Cookies

While the ePrivacy Directive obliges the user to provide cookie consent on every website they access, the ePrivacy Regulation proposes that users offer approval through browser settings. The objective of this proposal is to  make it easier  for browser settings to allow blanket acceptance or refusal of tracking cookies and identifiers

Additionally, when cookies are only used for technical reasons such as remembering the contents of a cart when shopping online, users will not be expected to provide consent for their use. However, tracking, which includes targeting and retargeting of users through the use of cookies for advertising purposes, will require consent.

Spam

The ePrivacy Regulation incorporates comprehensive protections against spam that includes text messages, unsolicited e-mails, and automated calling systems. Promotional callers must also reveal their contact number or alternative distinguishing codes to specify when it is a marketing call.

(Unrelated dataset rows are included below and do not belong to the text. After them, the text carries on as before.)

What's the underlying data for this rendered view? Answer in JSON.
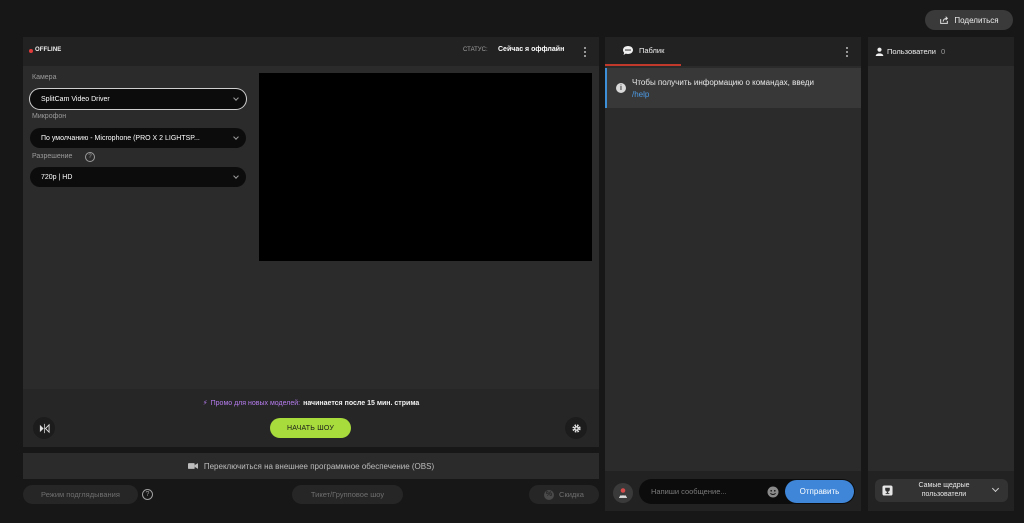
{
  "share": {
    "label": "Поделиться",
    "icon": "share-icon"
  },
  "broadcast": {
    "offline_label": "OFFLINE",
    "status_label": "СТАТУС:",
    "status_value": "Сейчас я оффлайн",
    "camera": {
      "label": "Камера",
      "value": "SplitCam Video Driver"
    },
    "microphone": {
      "label": "Микрофон",
      "value": "По умолчанию - Microphone (PRO X 2 LIGHTSP..."
    },
    "resolution": {
      "label": "Разрешение",
      "value": "720p | HD",
      "help": "?"
    },
    "promo": {
      "icon": "lightning-icon",
      "title": "Промо для новых моделей:",
      "text": "начинается после 15 мин. стрима"
    },
    "start_label": "НАЧАТЬ ШОУ",
    "flip_icon": "flip-video-icon",
    "settings_icon": "gear-icon"
  },
  "obs": {
    "label": "Переключиться на внешнее программное обеспечение (OBS)",
    "icon": "video-camera-icon"
  },
  "bottom": {
    "spy_label": "Режим подглядывания",
    "spy_help": "?",
    "ticket_label": "Тикет/Групповое шоу",
    "discount_label": "Скидка",
    "discount_icon": "%"
  },
  "chat": {
    "tab_label": "Паблик",
    "info_icon": "i",
    "info_text": "Чтобы получить информацию о командах, введи",
    "info_link": "/help",
    "message_placeholder": "Напиши сообщение...",
    "send_label": "Отправить"
  },
  "users": {
    "title": "Пользователи",
    "count": "0",
    "top_donors_label": "Самые щедрые пользователи"
  },
  "colors": {
    "accent_green": "#a7dc3c",
    "accent_blue": "#3f86d8",
    "promo_purple": "#b77cf0",
    "offline_red": "#e23b3b",
    "tab_underline": "#c0392b"
  }
}
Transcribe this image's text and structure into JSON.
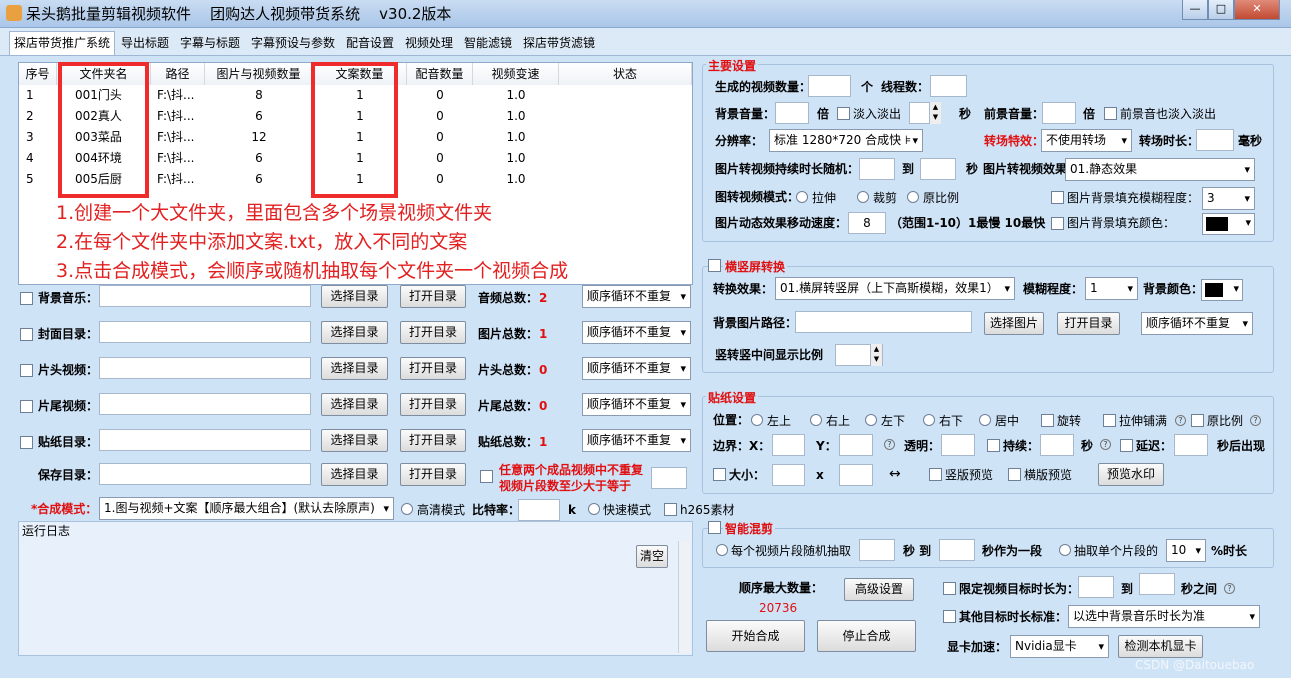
{
  "window": {
    "title": "呆头鹅批量剪辑视频软件    团购达人视频带货系统    v30.2版本",
    "min": "—",
    "max": "□",
    "close": "✕"
  },
  "tabs": [
    "探店带货推广系统",
    "导出标题",
    "字幕与标题",
    "字幕预设与参数",
    "配音设置",
    "视频处理",
    "智能滤镜",
    "探店带货滤镜"
  ],
  "grid": {
    "headers": [
      "序号",
      "文件夹名",
      "路径",
      "图片与视频数量",
      "文案数量",
      "配音数量",
      "视频变速",
      "状态"
    ],
    "rows": [
      [
        "1",
        "001门头",
        "F:\\抖...",
        "8",
        "1",
        "0",
        "1.0",
        ""
      ],
      [
        "2",
        "002真人",
        "F:\\抖...",
        "6",
        "1",
        "0",
        "1.0",
        ""
      ],
      [
        "3",
        "003菜品",
        "F:\\抖...",
        "12",
        "1",
        "0",
        "1.0",
        ""
      ],
      [
        "4",
        "004环境",
        "F:\\抖...",
        "6",
        "1",
        "0",
        "1.0",
        ""
      ],
      [
        "5",
        "005后厨",
        "F:\\抖...",
        "6",
        "1",
        "0",
        "1.0",
        ""
      ]
    ]
  },
  "notes": [
    "1.创建一个大文件夹，里面包含多个场景视频文件夹",
    "2.在每个文件夹中添加文案.txt，放入不同的文案",
    "3.点击合成模式，会顺序或随机抽取每个文件夹一个视频合成"
  ],
  "left": {
    "rows": [
      {
        "label": "背景音乐：",
        "count_label": "音频总数：",
        "count": "2"
      },
      {
        "label": "封面目录：",
        "count_label": "图片总数：",
        "count": "1"
      },
      {
        "label": "片头视频：",
        "count_label": "片头总数：",
        "count": "0"
      },
      {
        "label": "片尾视频：",
        "count_label": "片尾总数：",
        "count": "0"
      },
      {
        "label": "贴纸目录：",
        "count_label": "贴纸总数：",
        "count": "1"
      }
    ],
    "select_dir": "选择目录",
    "open_dir": "打开目录",
    "order_mode": "顺序循环不重复",
    "save_dir": "保存目录：",
    "unique_note_1": "任意两个成品视频中不重复",
    "unique_note_2": "视频片段数至少大于等于",
    "compose_mode_label": "*合成模式：",
    "compose_mode_value": "1.图与视频+文案【顺序最大组合】(默认去除原声)",
    "hd_mode": "高清模式",
    "bitrate": "比特率：",
    "bitrate_unit": "k",
    "fast_mode": "快速模式",
    "h265": "h265素材",
    "log_title": "运行日志",
    "clear": "清空"
  },
  "main_settings": {
    "title": "主要设置",
    "gen_count": "生成的视频数量：",
    "unit_ge": "个",
    "threads": "线程数：",
    "bg_volume": "背景音量：",
    "bei": "倍",
    "fade": "淡入淡出",
    "sec": "秒",
    "fg_volume": "前景音量：",
    "fg_fade": "前景音也淡入淡出",
    "resolution": "分辨率：",
    "resolution_value": "标准 1280*720 合成快 ⊧",
    "transition": "转场特效：",
    "transition_value": "不使用转场",
    "transition_dur": "转场时长：",
    "ms": "毫秒",
    "img_dur": "图片转视频持续时长随机：",
    "to": "到",
    "img_effect": "图片转视频效果：",
    "img_effect_value": "01.静态效果",
    "img_mode": "图转视频模式：",
    "stretch": "拉伸",
    "crop": "裁剪",
    "ratio": "原比例",
    "blur_fill": "图片背景填充模糊程度：",
    "blur_value": "3",
    "move_speed": "图片动态效果移动速度：",
    "move_value": "8",
    "move_range": "（范围1-10）1最慢 10最快",
    "fill_color": "图片背景填充颜色："
  },
  "landscape": {
    "title": "横竖屏转换",
    "effect": "转换效果：",
    "effect_value": "01.横屏转竖屏（上下高斯模糊，效果1）",
    "blur": "模糊程度：",
    "blur_value": "1",
    "bg_color": "背景颜色：",
    "bg_path": "背景图片路径：",
    "select_img": "选择图片",
    "open_dir": "打开目录",
    "order_mode": "顺序循环不重复",
    "mid_ratio": "竖转竖中间显示比例"
  },
  "sticker": {
    "title": "贴纸设置",
    "position": "位置：",
    "pos": [
      "左上",
      "右上",
      "左下",
      "右下",
      "居中"
    ],
    "rotate": "旋转",
    "stretch_tile": "拉伸铺满",
    "ratio": "原比例",
    "margin": "边界：X：",
    "y": "Y：",
    "opacity": "透明：",
    "duration": "持续：",
    "sec": "秒",
    "delay": "延迟：",
    "after_appear": "秒后出现",
    "size": "大小：",
    "x": "x",
    "arrow": "↔",
    "portrait_preview": "竖版预览",
    "landscape_preview": "横版预览",
    "preview_watermark": "预览水印"
  },
  "smart_cut": {
    "title": "智能混剪",
    "each_random": "每个视频片段随机抽取",
    "sec_to": "秒 到",
    "sec_seg": "秒作为一段",
    "single": "抽取单个片段的",
    "single_value": "10",
    "pct": "%时长"
  },
  "bottom": {
    "max_label": "顺序最大数量：",
    "max_value": "20736",
    "advanced": "高级设置",
    "limit_dur": "限定视频目标时长为：",
    "to": "到",
    "between": "秒之间",
    "other_std": "其他目标时长标准：",
    "other_std_value": "以选中背景音乐时长为准",
    "start": "开始合成",
    "stop": "停止合成",
    "gpu_label": "显卡加速：",
    "gpu_value": "Nvidia显卡",
    "detect_gpu": "检测本机显卡",
    "watermark": "CSDN @Daitouebao"
  }
}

Direct Mail

Under this proposed regulation, consumers will be expected to provide explicit consent to get any marketing material from a business, in addition to being accorded the option to opt-out through unsubscribe messages

Metadata

The ePrivacy Regulation targets metadata, which describes information such as;

  • The number of times a day a device is connecting and transmitting data
  • The magnitude of downloadable files
  • Time, date, and location of data transfers

Tracking Walls

Tracking Walls is a term used to describe a website that restricts access to their content unless the visitor provides consent to the use of cookies. The ePrivacy Regulation aims to eliminate tracking walls. 

What does the e-Privacy Regulation prohibit?


This law states that any seizure or usage of electronic communications content by anyone apart from the end-user can only be done in accordance with its provisions. Keeping, tracking, listening, or scanning electronic communications will only be deemed legal if they are done in compliance with the ePrivacy Regulation.

When will the e-Privacy Regulation be Implemented?


Initially, this law was expected to come into effect on May 25, 2018 alongside the GDPR. Nonetheless, delays experienced during the approval phase resulted in its implementation being pushed back. However, it is expected to be approved in the second half of 2020 followed by a transition period of 12-24 months. 

How does the e-Privacy Regulation Compare with GDPR?


Both the GDPR and ePrivacy Regulation are concerned with data protection practices throughout the European Union. Nonetheless, while GDPR is solely focused on personal information, the ePrivacy Regulation deals with the privacy of data involved in electronic communications explicitly.

Although both laws embody similar aspects of privacy, they operate under unique legal bases. GDPR and the ePrivacy Regulation will reinforce each other. However, if a data protection problem arises, which is connected to electronic communications, the ePrivacy Regulation takes precedence.

Who will not be Affected by the e-Privacy Regulation?


This law will not cover;

  • Any activities that are not subject to EU law
  • Private electronic communications
  • EU member state activities connected to immigration and border checks
  • Radio gear that is compliant with Directive 2014.53/EU
  • Actions linked to the deterrence, investigation, or prosecution of criminal offenses

How can your Organization Prepare for the e-Privacy Regulation?


This law is not meant to replace GDPR. Instead, the two regulations are intended to work in tandem. What this means is that the ePrivacy Regulation will not introduce wholesome changes that would compel already GDPR-compliant business to re-start the entire process from scratch. It will only broaden the scope of EU privacy regulations. Therefore, companies will be expected to comply with both rules.

When the ePrivacy regulation is adopted eventually, consent is likely to be the core legal ground for data handling. However, the law utilizes the GDPR designation of consent. Devising a technique of obtaining consent that is compliant with GDPR requirements is an excellent place to start.